Eurovision shakes up voting for ‘better TV’

Eurovision shakes up voting for ‘better TV’

STOCKHOLM - Agence France-Presse
Eurovision shakes up voting for ‘better TV’

The Eurovision Song Contest final on May 23, 2015 in Austrian capital Vienna.

The Eurovision Song Contest is overhauling the way it presents voting results this year to keep viewers guessing about who has won until the very end of the kitsch music spectacle.

The annual festival, now in its 61st year, features acts ranging from the brilliant to the bizarre and pulls in an TV audience of around 200 million worldwide.

But in recent years, the way votes are announced has sometimes meant it was obvious who would win long before the end of the marathon finals show, which usually lasts well over three hours.

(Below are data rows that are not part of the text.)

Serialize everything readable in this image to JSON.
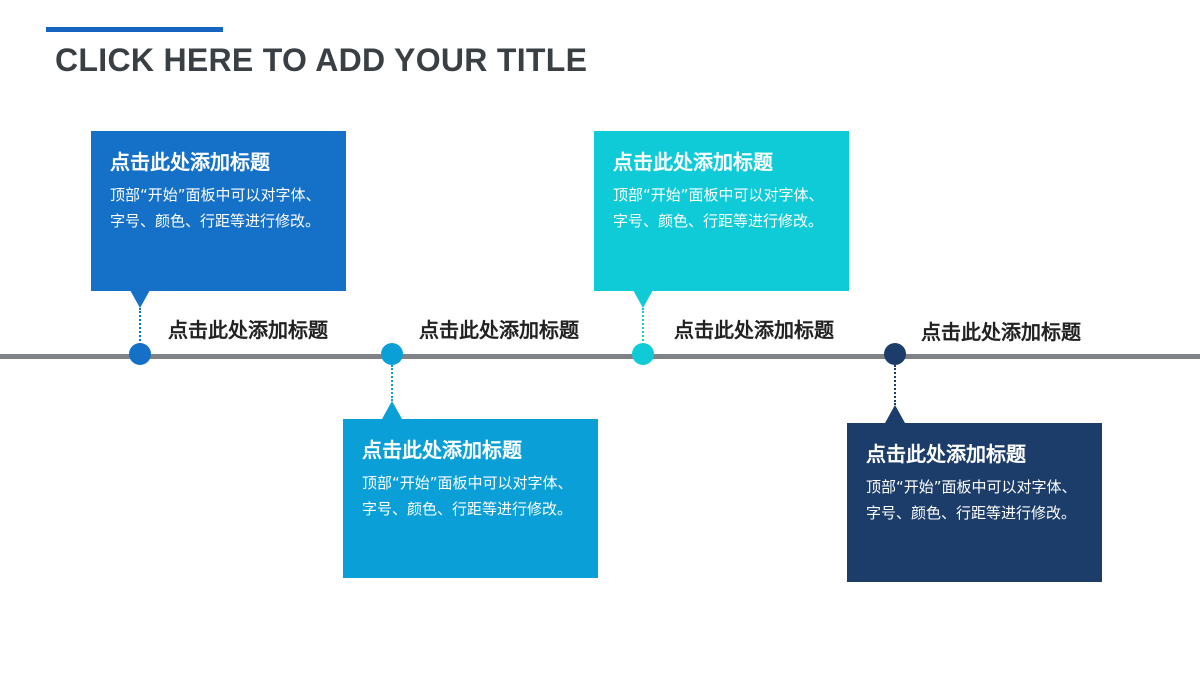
{
  "slide": {
    "title": "CLICK HERE TO ADD YOUR TITLE"
  },
  "colors": {
    "accent": "#1565c0",
    "timeline": "#808386",
    "milestone_1": "#1570c8",
    "milestone_2": "#0b9fd8",
    "milestone_3": "#0fcbd8",
    "milestone_4": "#1c3d6a"
  },
  "milestones": [
    {
      "label": "点击此处添加标题",
      "box_title": "点击此处添加标题",
      "box_text": "顶部“开始”面板中可以对字体、字号、颜色、行距等进行修改。"
    },
    {
      "label": "点击此处添加标题",
      "box_title": "点击此处添加标题",
      "box_text": "顶部“开始”面板中可以对字体、字号、颜色、行距等进行修改。"
    },
    {
      "label": "点击此处添加标题",
      "box_title": "点击此处添加标题",
      "box_text": "顶部“开始”面板中可以对字体、字号、颜色、行距等进行修改。"
    },
    {
      "label": "点击此处添加标题",
      "box_title": "点击此处添加标题",
      "box_text": "顶部“开始”面板中可以对字体、字号、颜色、行距等进行修改。"
    }
  ]
}
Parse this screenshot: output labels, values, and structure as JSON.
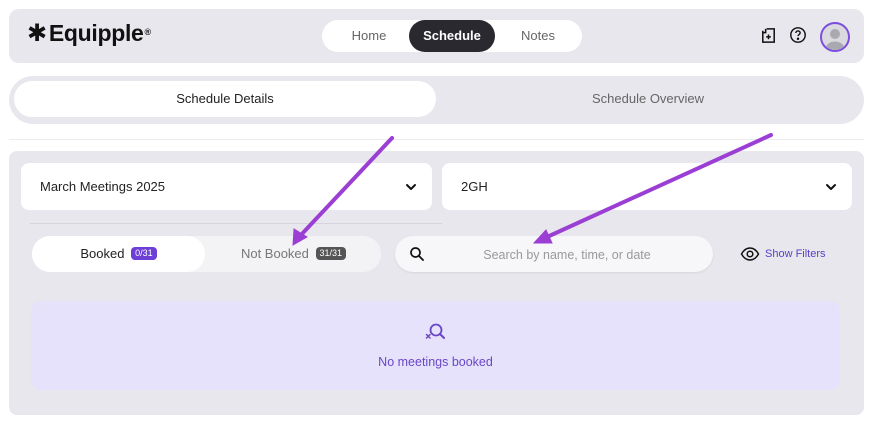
{
  "brand": {
    "name": "Equipple",
    "symbol": "✱",
    "trademark": "®"
  },
  "nav": {
    "items": [
      {
        "label": "Home"
      },
      {
        "label": "Schedule"
      },
      {
        "label": "Notes"
      }
    ],
    "active": "Schedule"
  },
  "header_icons": [
    "add-document-icon",
    "help-icon",
    "avatar"
  ],
  "tabs": [
    {
      "label": "Schedule Details"
    },
    {
      "label": "Schedule Overview"
    }
  ],
  "selects": {
    "event": {
      "value": "March Meetings 2025"
    },
    "group": {
      "value": "2GH"
    }
  },
  "toggle": {
    "booked": {
      "label": "Booked",
      "count": "0/31"
    },
    "not_booked": {
      "label": "Not Booked",
      "count": "31/31"
    }
  },
  "search": {
    "placeholder": "Search by name, time, or date",
    "value": ""
  },
  "filters": {
    "label": "Show Filters"
  },
  "empty_state": {
    "text": "No meetings booked"
  },
  "colors": {
    "accent": "#6d3fd6",
    "annotation_arrow": "#9b3fd4",
    "dark_pill": "#2a2930",
    "panel_bg": "#e8e7ed"
  }
}
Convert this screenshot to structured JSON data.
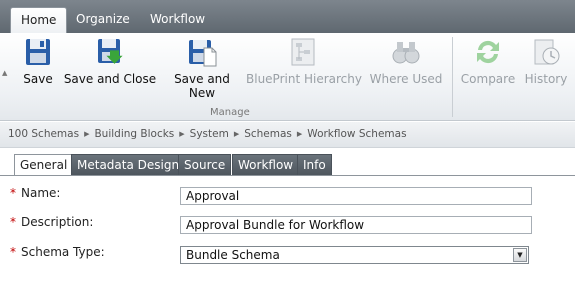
{
  "ribbon_tabs": [
    {
      "label": "Home",
      "active": true
    },
    {
      "label": "Organize",
      "active": false
    },
    {
      "label": "Workflow",
      "active": false
    }
  ],
  "ribbon": {
    "buttons": [
      {
        "label": "Save",
        "icon": "save-icon",
        "enabled": true
      },
      {
        "label": "Save and Close",
        "icon": "save-and-close-icon",
        "enabled": true
      },
      {
        "label": "Save and New",
        "icon": "save-and-new-icon",
        "enabled": true
      },
      {
        "label": "BluePrint Hierarchy",
        "icon": "blueprint-hierarchy-icon",
        "enabled": false
      },
      {
        "label": "Where Used",
        "icon": "binoculars-icon",
        "enabled": false
      },
      {
        "label": "Compare",
        "icon": "compare-icon",
        "enabled": false
      },
      {
        "label": "History",
        "icon": "history-icon",
        "enabled": false
      }
    ],
    "group_label": "Manage"
  },
  "breadcrumb": [
    "100 Schemas",
    "Building Blocks",
    "System",
    "Schemas",
    "Workflow Schemas"
  ],
  "form_tabs": [
    {
      "label": "General",
      "active": true
    },
    {
      "label": "Metadata Design",
      "active": false
    },
    {
      "label": "Source",
      "active": false
    },
    {
      "label": "Workflow",
      "active": false
    },
    {
      "label": "Info",
      "active": false
    }
  ],
  "form": {
    "required_marker": "*",
    "name_label": "Name:",
    "name_value": "Approval",
    "description_label": "Description:",
    "description_value": "Approval Bundle for Workflow",
    "schema_type_label": "Schema Type:",
    "schema_type_value": "Bundle Schema"
  },
  "colors": {
    "tabbar": "#6b737b",
    "required": "#c00000",
    "form_tab": "#5a626a"
  }
}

This year the presentation of scores will be split between national juries and viewers’ votes under a system that organizers hope will add more suspense to the big night.

“In previous years the winner has been known for up to 20 minutes before the end of voting and that’s not good TV,” this year’s executive producer Martin Osterdahl, responsible for organizing the 2016 show in Stockholm, said in a statement on Feb. 19.

The Swedish capital will host the show on May 14 after chiseled hunk Mans Zelmerlow won the country its sixth crown last year.

The first half of the results will be familiar to viewers, as representatives from each country announce the points compiled by their respective juries, accounting for 50 percent of the outcome.

In a new twist, the highest score of 12, the competition’s famous “douze points,” won’t be handed out by the juries until the lower points (one to eight and 10) from all countries have been revealed.

The major change comes with viewers’ votes submitted by phone, SMS or using the official smartphone app.    
Televoting from all countries will be combined and announced together after the jury scores, meaning an entry could be awarded hundreds of points to claim victory in the show’s final moments.